[Records supplied]

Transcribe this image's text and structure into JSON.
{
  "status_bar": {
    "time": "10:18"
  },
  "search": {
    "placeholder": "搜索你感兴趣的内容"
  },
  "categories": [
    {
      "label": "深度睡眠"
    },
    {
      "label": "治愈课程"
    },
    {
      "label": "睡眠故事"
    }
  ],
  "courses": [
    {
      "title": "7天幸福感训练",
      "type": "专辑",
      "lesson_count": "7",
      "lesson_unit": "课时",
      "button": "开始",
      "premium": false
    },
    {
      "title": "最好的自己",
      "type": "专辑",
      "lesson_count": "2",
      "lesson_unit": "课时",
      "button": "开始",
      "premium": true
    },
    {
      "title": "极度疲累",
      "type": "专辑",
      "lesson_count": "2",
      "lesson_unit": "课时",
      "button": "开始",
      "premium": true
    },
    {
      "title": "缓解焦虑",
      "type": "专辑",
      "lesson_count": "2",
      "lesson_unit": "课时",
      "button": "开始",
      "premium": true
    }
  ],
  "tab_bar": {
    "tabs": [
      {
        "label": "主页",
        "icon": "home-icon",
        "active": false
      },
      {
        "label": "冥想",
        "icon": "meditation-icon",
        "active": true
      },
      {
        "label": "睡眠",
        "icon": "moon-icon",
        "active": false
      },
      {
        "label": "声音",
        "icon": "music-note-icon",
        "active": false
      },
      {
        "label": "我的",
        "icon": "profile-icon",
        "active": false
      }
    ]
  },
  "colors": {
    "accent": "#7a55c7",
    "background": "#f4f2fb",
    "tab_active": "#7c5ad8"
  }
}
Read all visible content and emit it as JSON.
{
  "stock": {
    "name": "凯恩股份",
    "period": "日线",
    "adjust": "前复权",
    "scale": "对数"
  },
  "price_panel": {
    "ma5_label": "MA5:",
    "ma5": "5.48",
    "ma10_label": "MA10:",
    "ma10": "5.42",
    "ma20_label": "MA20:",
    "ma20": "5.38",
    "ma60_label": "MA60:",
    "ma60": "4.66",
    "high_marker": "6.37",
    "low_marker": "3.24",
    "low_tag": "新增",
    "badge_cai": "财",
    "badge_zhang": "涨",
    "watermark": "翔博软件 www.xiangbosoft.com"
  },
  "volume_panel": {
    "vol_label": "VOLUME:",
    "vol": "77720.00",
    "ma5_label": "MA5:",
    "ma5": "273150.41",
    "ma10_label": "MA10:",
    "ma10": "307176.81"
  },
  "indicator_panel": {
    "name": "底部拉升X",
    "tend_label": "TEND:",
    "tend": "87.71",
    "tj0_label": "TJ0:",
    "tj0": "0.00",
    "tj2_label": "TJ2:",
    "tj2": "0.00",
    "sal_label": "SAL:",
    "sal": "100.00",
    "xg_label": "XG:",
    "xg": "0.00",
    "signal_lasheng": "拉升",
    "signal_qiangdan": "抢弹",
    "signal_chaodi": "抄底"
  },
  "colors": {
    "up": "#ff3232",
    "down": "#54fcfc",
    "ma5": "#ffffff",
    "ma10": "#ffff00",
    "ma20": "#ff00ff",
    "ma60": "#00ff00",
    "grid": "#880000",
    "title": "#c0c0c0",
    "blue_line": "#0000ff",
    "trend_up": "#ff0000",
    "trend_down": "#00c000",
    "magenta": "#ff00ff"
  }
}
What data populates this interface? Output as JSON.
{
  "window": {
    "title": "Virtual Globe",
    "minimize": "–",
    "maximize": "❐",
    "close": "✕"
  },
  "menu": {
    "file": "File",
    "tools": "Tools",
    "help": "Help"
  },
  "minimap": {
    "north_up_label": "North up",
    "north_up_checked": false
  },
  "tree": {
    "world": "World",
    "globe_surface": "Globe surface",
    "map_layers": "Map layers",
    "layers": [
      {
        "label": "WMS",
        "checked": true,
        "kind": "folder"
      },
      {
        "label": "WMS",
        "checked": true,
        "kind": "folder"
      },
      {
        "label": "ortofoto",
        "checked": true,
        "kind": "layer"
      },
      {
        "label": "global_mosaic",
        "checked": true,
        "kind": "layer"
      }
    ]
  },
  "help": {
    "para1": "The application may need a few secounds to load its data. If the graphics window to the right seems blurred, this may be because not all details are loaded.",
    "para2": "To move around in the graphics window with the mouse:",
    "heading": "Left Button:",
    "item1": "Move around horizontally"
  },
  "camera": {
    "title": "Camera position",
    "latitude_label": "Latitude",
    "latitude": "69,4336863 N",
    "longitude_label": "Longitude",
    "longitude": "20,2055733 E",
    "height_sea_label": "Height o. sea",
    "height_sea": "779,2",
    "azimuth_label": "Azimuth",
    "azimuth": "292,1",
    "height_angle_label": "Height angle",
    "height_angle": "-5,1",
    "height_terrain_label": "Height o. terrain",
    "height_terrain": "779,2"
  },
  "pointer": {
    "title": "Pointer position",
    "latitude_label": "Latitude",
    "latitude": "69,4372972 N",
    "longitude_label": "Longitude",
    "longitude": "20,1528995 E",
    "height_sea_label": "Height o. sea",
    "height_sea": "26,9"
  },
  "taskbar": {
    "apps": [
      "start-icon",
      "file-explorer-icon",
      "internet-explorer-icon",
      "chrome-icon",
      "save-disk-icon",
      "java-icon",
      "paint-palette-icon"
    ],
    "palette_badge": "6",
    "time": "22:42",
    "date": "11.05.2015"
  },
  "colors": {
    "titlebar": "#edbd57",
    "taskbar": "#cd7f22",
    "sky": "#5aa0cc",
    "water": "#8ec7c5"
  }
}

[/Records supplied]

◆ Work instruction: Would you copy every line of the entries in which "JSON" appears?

◆ Answer to the exercise:
Transcribe this image's text and structure into JSON.
Read all visible content and emit it as JSON.
What data populates this interface? Output as JSON.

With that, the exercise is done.